● Directions
Which lines of the records below contain the word "selected"? Copy each of them out.

● Given data

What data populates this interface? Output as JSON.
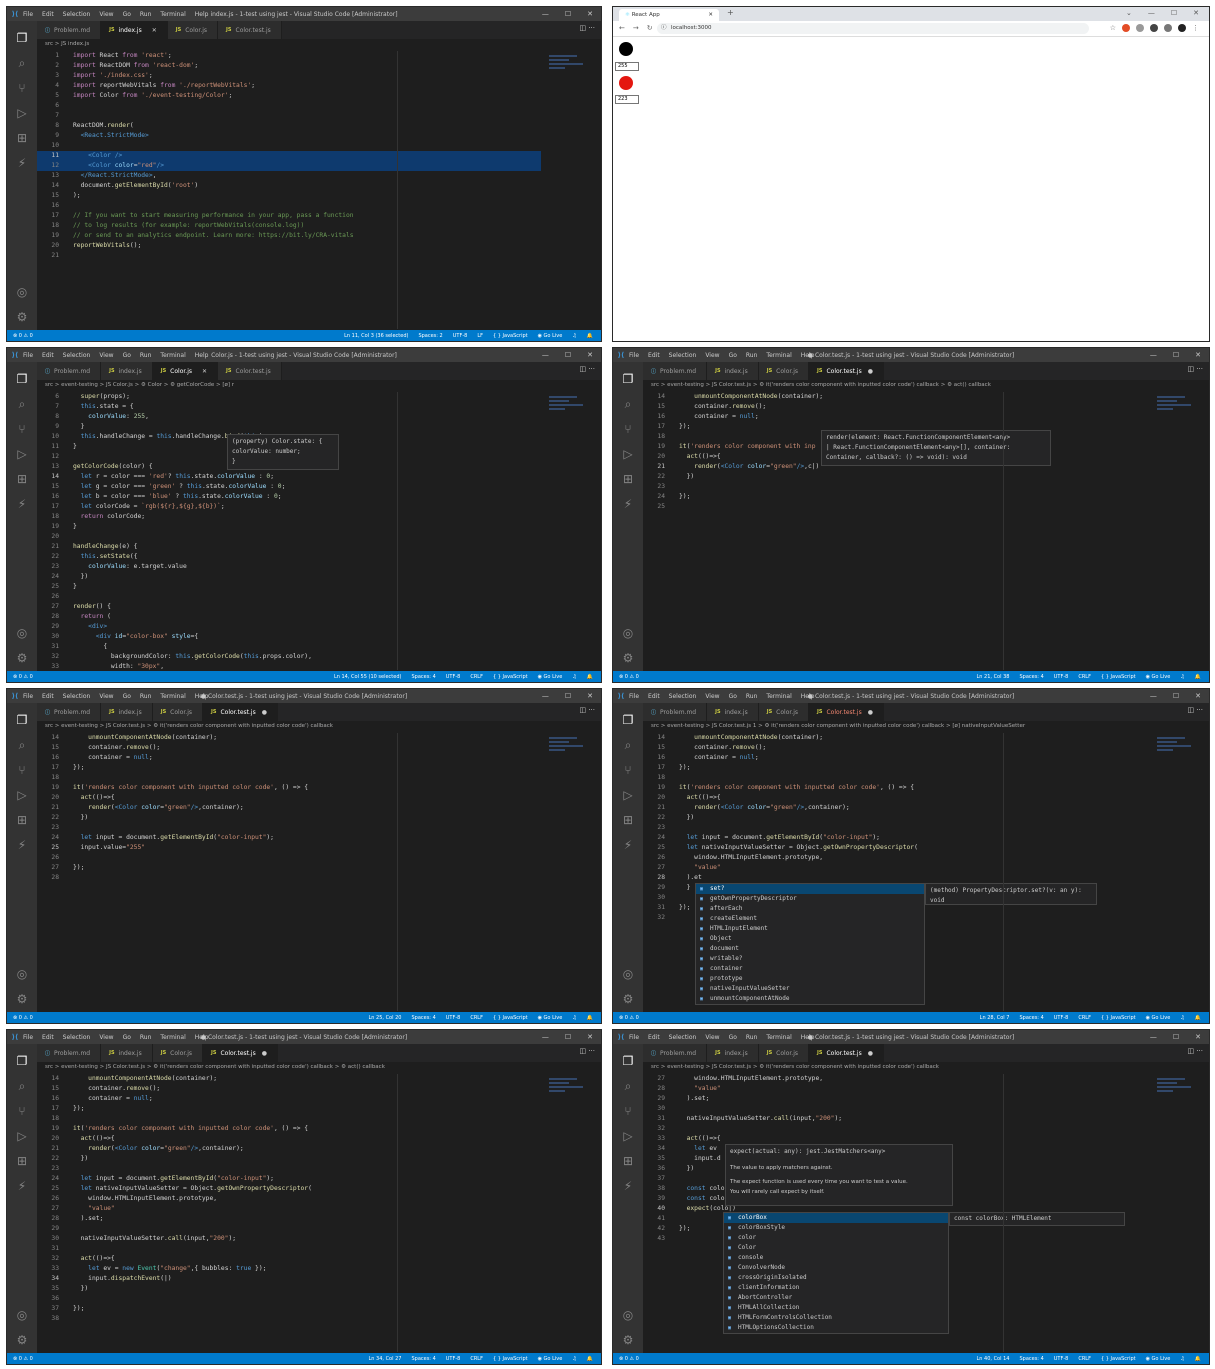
{
  "menu": [
    "File",
    "Edit",
    "Selection",
    "View",
    "Go",
    "Run",
    "Terminal",
    "Help"
  ],
  "window_controls": [
    "—",
    "☐",
    "✕"
  ],
  "tabs": {
    "problem": "Problem.md",
    "index": "index.js",
    "color": "Color.js",
    "colortest": "Color.test.js"
  },
  "panel1": {
    "title": "index.js - 1-test using jest - Visual Studio Code [Administrator]",
    "breadcrumb": "src > JS index.js",
    "lines": [
      [
        "1",
        "<span class='p2'>import</span> React <span class='p2'>from</span> <span class='s2'>'react'</span>;"
      ],
      [
        "2",
        "<span class='p2'>import</span> ReactDOM <span class='p2'>from</span> <span class='s2'>'react-dom'</span>;"
      ],
      [
        "3",
        "<span class='p2'>import</span> <span class='s2'>'./index.css'</span>;"
      ],
      [
        "4",
        "<span class='p2'>import</span> reportWebVitals <span class='p2'>from</span> <span class='s2'>'./reportWebVitals'</span>;"
      ],
      [
        "5",
        "<span class='p2'>import</span> Color <span class='p2'>from</span> <span class='s2'>'./event-testing/Color'</span>;"
      ],
      [
        "6",
        ""
      ],
      [
        "7",
        ""
      ],
      [
        "8",
        "ReactDOM.<span class='f2'>render</span>("
      ],
      [
        "9",
        "  <span class='tg'>&lt;React.StrictMode&gt;</span>"
      ],
      [
        "10",
        ""
      ],
      [
        "11",
        "    <span class='tg'>&lt;Color /&gt;</span>"
      ],
      [
        "12",
        "    <span class='tg'>&lt;Color</span> <span class='at'>color</span>=<span class='s2'>\"red\"</span><span class='tg'>/&gt;</span>"
      ],
      [
        "13",
        "  <span class='tg'>&lt;/React.StrictMode&gt;</span>,"
      ],
      [
        "14",
        "  document.<span class='f2'>getElementById</span>(<span class='s2'>'root'</span>)"
      ],
      [
        "15",
        ");"
      ],
      [
        "16",
        ""
      ],
      [
        "17",
        "<span class='cm'>// If you want to start measuring performance in your app, pass a function</span>"
      ],
      [
        "18",
        "<span class='cm'>// to log results (for example: reportWebVitals(console.log))</span>"
      ],
      [
        "19",
        "<span class='cm'>// or send to an analytics endpoint. Learn more: https://bit.ly/CRA-vitals</span>"
      ],
      [
        "20",
        "<span class='f2'>reportWebVitals</span>();"
      ],
      [
        "21",
        ""
      ]
    ],
    "status_left": "⊗ 0 ⚠ 0",
    "status_right": [
      "Ln 11, Col 3 (36 selected)",
      "Spaces: 2",
      "UTF-8",
      "LF",
      "{ } JavaScript",
      "◉ Go Live",
      "♫",
      "🔔"
    ]
  },
  "panel2": {
    "tab_title": "React App",
    "url": "localhost:3000",
    "input1": "255",
    "input2": "223"
  },
  "panel3": {
    "title": "Color.js - 1-test using jest - Visual Studio Code [Administrator]",
    "breadcrumb": "src > event-testing > JS Color.js > ⚙ Color > ⚙ getColorCode > [ø] r",
    "lines": [
      [
        "6",
        "  <span class='f2'>super</span>(props);"
      ],
      [
        "7",
        "  <span class='k2'>this</span>.state = {"
      ],
      [
        "8",
        "    <span class='v2'>colorValue</span>: <span class='num'>255</span>,"
      ],
      [
        "9",
        "  }"
      ],
      [
        "10",
        "  <span class='k2'>this</span>.handleChange = <span class='k2'>this</span>.handleChange.<span class='f2'>bind</span>(<span class='k2'>this</span>);"
      ],
      [
        "11",
        "}"
      ],
      [
        "12",
        ""
      ],
      [
        "13",
        "<span class='f2'>getColorCode</span>(color) {"
      ],
      [
        "14",
        "  <span class='k2'>let</span> r = color === <span class='s2'>'red'</span>? <span class='k2'>this</span>.state.<span class='v2'>colorValue</span> : <span class='num'>0</span>;"
      ],
      [
        "15",
        "  <span class='k2'>let</span> g = color === <span class='s2'>'green'</span> ? <span class='k2'>this</span>.state.<span class='v2'>colorValue</span> : <span class='num'>0</span>;"
      ],
      [
        "16",
        "  <span class='k2'>let</span> b = color === <span class='s2'>'blue'</span> ? <span class='k2'>this</span>.state.<span class='v2'>colorValue</span> : <span class='num'>0</span>;"
      ],
      [
        "17",
        "  <span class='k2'>let</span> colorCode = <span class='s2'>`rgb(${r},${g},${b})`</span>;"
      ],
      [
        "18",
        "  <span class='p2'>return</span> colorCode;"
      ],
      [
        "19",
        "}"
      ],
      [
        "20",
        ""
      ],
      [
        "21",
        "<span class='f2'>handleChange</span>(e) {"
      ],
      [
        "22",
        "  <span class='k2'>this</span>.<span class='f2'>setState</span>({"
      ],
      [
        "23",
        "    <span class='v2'>colorValue</span>: e.target.value"
      ],
      [
        "24",
        "  })"
      ],
      [
        "25",
        "}"
      ],
      [
        "26",
        ""
      ],
      [
        "27",
        "<span class='f2'>render</span>() {"
      ],
      [
        "28",
        "  <span class='p2'>return</span> ("
      ],
      [
        "29",
        "    <span class='tg'>&lt;div&gt;</span>"
      ],
      [
        "30",
        "      <span class='tg'>&lt;div</span> <span class='at'>id</span>=<span class='s2'>\"color-box\"</span> <span class='at'>style</span>={"
      ],
      [
        "31",
        "        {"
      ],
      [
        "32",
        "          backgroundColor: <span class='k2'>this</span>.<span class='f2'>getColorCode</span>(<span class='k2'>this</span>.props.color),"
      ],
      [
        "33",
        "          width: <span class='s2'>\"30px\"</span>,"
      ]
    ],
    "hover": [
      "(property) Color.state: {",
      "    colorValue: number;",
      "}"
    ],
    "status_right": [
      "Ln 14, Col 55 (10 selected)",
      "Spaces: 4",
      "UTF-8",
      "CRLF",
      "{ } JavaScript",
      "◉ Go Live",
      "♫",
      "🔔"
    ]
  },
  "panel4": {
    "title": "● Color.test.js - 1-test using jest - Visual Studio Code [Administrator]",
    "breadcrumb": "src > event-testing > JS Color.test.js > ⚙ it('renders color component with inputted color code') callback > ⚙ act() callback",
    "lines": [
      [
        "14",
        "    <span class='f2'>unmountComponentAtNode</span>(container);"
      ],
      [
        "15",
        "    container.<span class='f2'>remove</span>();"
      ],
      [
        "16",
        "    container = <span class='k2'>null</span>;"
      ],
      [
        "17",
        "});"
      ],
      [
        "18",
        ""
      ],
      [
        "19",
        "<span class='f2'>it</span>(<span class='s2'>'renders color component with inp</span>"
      ],
      [
        "20",
        "  <span class='f2'>act</span>(()=>{"
      ],
      [
        "21",
        "    <span class='f2'>render</span>(<span class='tg'>&lt;Color</span> <span class='at'>color</span>=<span class='s2'>\"green\"</span><span class='tg'>/&gt;</span>,c|)"
      ],
      [
        "22",
        "  })"
      ],
      [
        "23",
        ""
      ],
      [
        "24",
        "});"
      ],
      [
        "25",
        ""
      ]
    ],
    "hover": [
      "render(element: React.FunctionComponentElement<any>",
      "| React.FunctionComponentElement<any>[], container:",
      "Container, callback?: () => void): void"
    ],
    "status_right": [
      "Ln 21, Col 38",
      "Spaces: 4",
      "UTF-8",
      "CRLF",
      "{ } JavaScript",
      "◉ Go Live",
      "♫",
      "🔔"
    ]
  },
  "panel5": {
    "title": "● Color.test.js - 1-test using jest - Visual Studio Code [Administrator]",
    "breadcrumb": "src > event-testing > JS Color.test.js > ⚙ it('renders color component with inputted color code') callback",
    "lines": [
      [
        "14",
        "    <span class='f2'>unmountComponentAtNode</span>(container);"
      ],
      [
        "15",
        "    container.<span class='f2'>remove</span>();"
      ],
      [
        "16",
        "    container = <span class='k2'>null</span>;"
      ],
      [
        "17",
        "});"
      ],
      [
        "18",
        ""
      ],
      [
        "19",
        "<span class='f2'>it</span>(<span class='s2'>'renders color component with inputted color code'</span>, () => {"
      ],
      [
        "20",
        "  <span class='f2'>act</span>(()=>{"
      ],
      [
        "21",
        "    <span class='f2'>render</span>(<span class='tg'>&lt;Color</span> <span class='at'>color</span>=<span class='s2'>\"green\"</span><span class='tg'>/&gt;</span>,container);"
      ],
      [
        "22",
        "  })"
      ],
      [
        "23",
        ""
      ],
      [
        "24",
        "  <span class='k2'>let</span> input = document.<span class='f2'>getElementById</span>(<span class='s2'>\"color-input\"</span>);"
      ],
      [
        "25",
        "  input.value=<span class='s2'>\"255\"</span>"
      ],
      [
        "26",
        ""
      ],
      [
        "27",
        "});"
      ],
      [
        "28",
        ""
      ]
    ],
    "status_right": [
      "Ln 25, Col 20",
      "Spaces: 4",
      "UTF-8",
      "CRLF",
      "{ } JavaScript",
      "◉ Go Live",
      "♫",
      "🔔"
    ]
  },
  "panel6": {
    "title": "● Color.test.js - 1-test using jest - Visual Studio Code [Administrator]",
    "breadcrumb": "src > event-testing > JS Color.test.js 1 > ⚙ it('renders color component with inputted color code') callback > [ø] nativeInputValueSetter",
    "lines": [
      [
        "14",
        "    <span class='f2'>unmountComponentAtNode</span>(container);"
      ],
      [
        "15",
        "    container.<span class='f2'>remove</span>();"
      ],
      [
        "16",
        "    container = <span class='k2'>null</span>;"
      ],
      [
        "17",
        "});"
      ],
      [
        "18",
        ""
      ],
      [
        "19",
        "<span class='f2'>it</span>(<span class='s2'>'renders color component with inputted color code'</span>, () => {"
      ],
      [
        "20",
        "  <span class='f2'>act</span>(()=>{"
      ],
      [
        "21",
        "    <span class='f2'>render</span>(<span class='tg'>&lt;Color</span> <span class='at'>color</span>=<span class='s2'>\"green\"</span><span class='tg'>/&gt;</span>,container);"
      ],
      [
        "22",
        "  })"
      ],
      [
        "23",
        ""
      ],
      [
        "24",
        "  <span class='k2'>let</span> input = document.<span class='f2'>getElementById</span>(<span class='s2'>\"color-input\"</span>);"
      ],
      [
        "25",
        "  <span class='k2'>let</span> nativeInputValueSetter = Object.<span class='f2'>getOwnPropertyDescriptor</span>("
      ],
      [
        "26",
        "    window.HTMLInputElement.prototype,"
      ],
      [
        "27",
        "    <span class='s2'>\"value\"</span>"
      ],
      [
        "28",
        "  ).et"
      ],
      [
        "29",
        "  }"
      ],
      [
        "30",
        ""
      ],
      [
        "31",
        "});"
      ],
      [
        "32",
        ""
      ]
    ],
    "suggest": [
      "set?",
      "getOwnPropertyDescriptor",
      "afterEach",
      "createElement",
      "HTMLInputElement",
      "Object",
      "document",
      "writable?",
      "container",
      "prototype",
      "nativeInputValueSetter",
      "unmountComponentAtNode"
    ],
    "suggest_detail": "(method) PropertyDescriptor.set?(v: an y): void",
    "status_right": [
      "Ln 28, Col 7",
      "Spaces: 4",
      "UTF-8",
      "CRLF",
      "{ } JavaScript",
      "◉ Go Live",
      "♫",
      "🔔"
    ]
  },
  "panel7": {
    "title": "● Color.test.js - 1-test using jest - Visual Studio Code [Administrator]",
    "breadcrumb": "src > event-testing > JS Color.test.js > ⚙ it('renders color component with inputted color code') callback > ⚙ act() callback",
    "lines": [
      [
        "14",
        "    <span class='f2'>unmountComponentAtNode</span>(container);"
      ],
      [
        "15",
        "    container.<span class='f2'>remove</span>();"
      ],
      [
        "16",
        "    container = <span class='k2'>null</span>;"
      ],
      [
        "17",
        "});"
      ],
      [
        "18",
        ""
      ],
      [
        "19",
        "<span class='f2'>it</span>(<span class='s2'>'renders color component with inputted color code'</span>, () => {"
      ],
      [
        "20",
        "  <span class='f2'>act</span>(()=>{"
      ],
      [
        "21",
        "    <span class='f2'>render</span>(<span class='tg'>&lt;Color</span> <span class='at'>color</span>=<span class='s2'>\"green\"</span><span class='tg'>/&gt;</span>,container);"
      ],
      [
        "22",
        "  })"
      ],
      [
        "23",
        ""
      ],
      [
        "24",
        "  <span class='k2'>let</span> input = document.<span class='f2'>getElementById</span>(<span class='s2'>\"color-input\"</span>);"
      ],
      [
        "25",
        "  <span class='k2'>let</span> nativeInputValueSetter = Object.<span class='f2'>getOwnPropertyDescriptor</span>("
      ],
      [
        "26",
        "    window.HTMLInputElement.prototype,"
      ],
      [
        "27",
        "    <span class='s2'>\"value\"</span>"
      ],
      [
        "28",
        "  ).set;"
      ],
      [
        "29",
        ""
      ],
      [
        "30",
        "  nativeInputValueSetter.<span class='f2'>call</span>(input,<span class='s2'>\"200\"</span>);"
      ],
      [
        "31",
        ""
      ],
      [
        "32",
        "  <span class='f2'>act</span>(()=>{"
      ],
      [
        "33",
        "    <span class='k2'>let</span> ev = <span class='k2'>new</span> <span class='t2'>Event</span>(<span class='s2'>\"change\"</span>,{ bubbles: <span class='k2'>true</span> });"
      ],
      [
        "34",
        "    input.<span class='f2'>dispatchEvent</span>(|)"
      ],
      [
        "35",
        "  })"
      ],
      [
        "36",
        ""
      ],
      [
        "37",
        "});"
      ],
      [
        "38",
        ""
      ]
    ],
    "status_right": [
      "Ln 34, Col 27",
      "Spaces: 4",
      "UTF-8",
      "CRLF",
      "{ } JavaScript",
      "◉ Go Live",
      "♫",
      "🔔"
    ]
  },
  "panel8": {
    "title": "● Color.test.js - 1-test using jest - Visual Studio Code [Administrator]",
    "breadcrumb": "src > event-testing > JS Color.test.js > ⚙ it('renders color component with inputted color code') callback",
    "lines": [
      [
        "27",
        "    window.HTMLInputElement.prototype,"
      ],
      [
        "28",
        "    <span class='s2'>\"value\"</span>"
      ],
      [
        "29",
        "  ).set;"
      ],
      [
        "30",
        ""
      ],
      [
        "31",
        "  nativeInputValueSetter.<span class='f2'>call</span>(input,<span class='s2'>\"200\"</span>);"
      ],
      [
        "32",
        ""
      ],
      [
        "33",
        "  <span class='f2'>act</span>(()=>{"
      ],
      [
        "34",
        "    <span class='k2'>let</span> ev"
      ],
      [
        "35",
        "    input.d"
      ],
      [
        "36",
        "  })"
      ],
      [
        "37",
        ""
      ],
      [
        "38",
        "  <span class='k2'>const</span> color"
      ],
      [
        "39",
        "  <span class='k2'>const</span> color"
      ],
      [
        "40",
        "  <span class='f2'>expect</span>(colo|)"
      ],
      [
        "41",
        ""
      ],
      [
        "42",
        "});"
      ],
      [
        "43",
        ""
      ]
    ],
    "hover_sig": "expect(actual: any): jest.JestMatchers<any>",
    "hover_l1": "The value to apply matchers against.",
    "hover_l2": "The  expect  function is used every time you want to test a value.",
    "hover_l3": "You will rarely call  expect  by itself.",
    "suggest": [
      "colorBox",
      "colorBoxStyle",
      "color",
      "Color",
      "console",
      "ConvolverNode",
      "crossOriginIsolated",
      "clientInformation",
      "AbortController",
      "HTMLAllCollection",
      "HTMLFormControlsCollection",
      "HTMLOptionsCollection"
    ],
    "suggest_detail": "const colorBox: HTMLElement",
    "status_right": [
      "Ln 40, Col 14",
      "Spaces: 4",
      "UTF-8",
      "CRLF",
      "{ } JavaScript",
      "◉ Go Live",
      "♫",
      "🔔"
    ]
  }
}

● Solution to the problem
      "Ln 11, Col 3 (36 selected)",
      "Ln 14, Col 55 (10 selected)",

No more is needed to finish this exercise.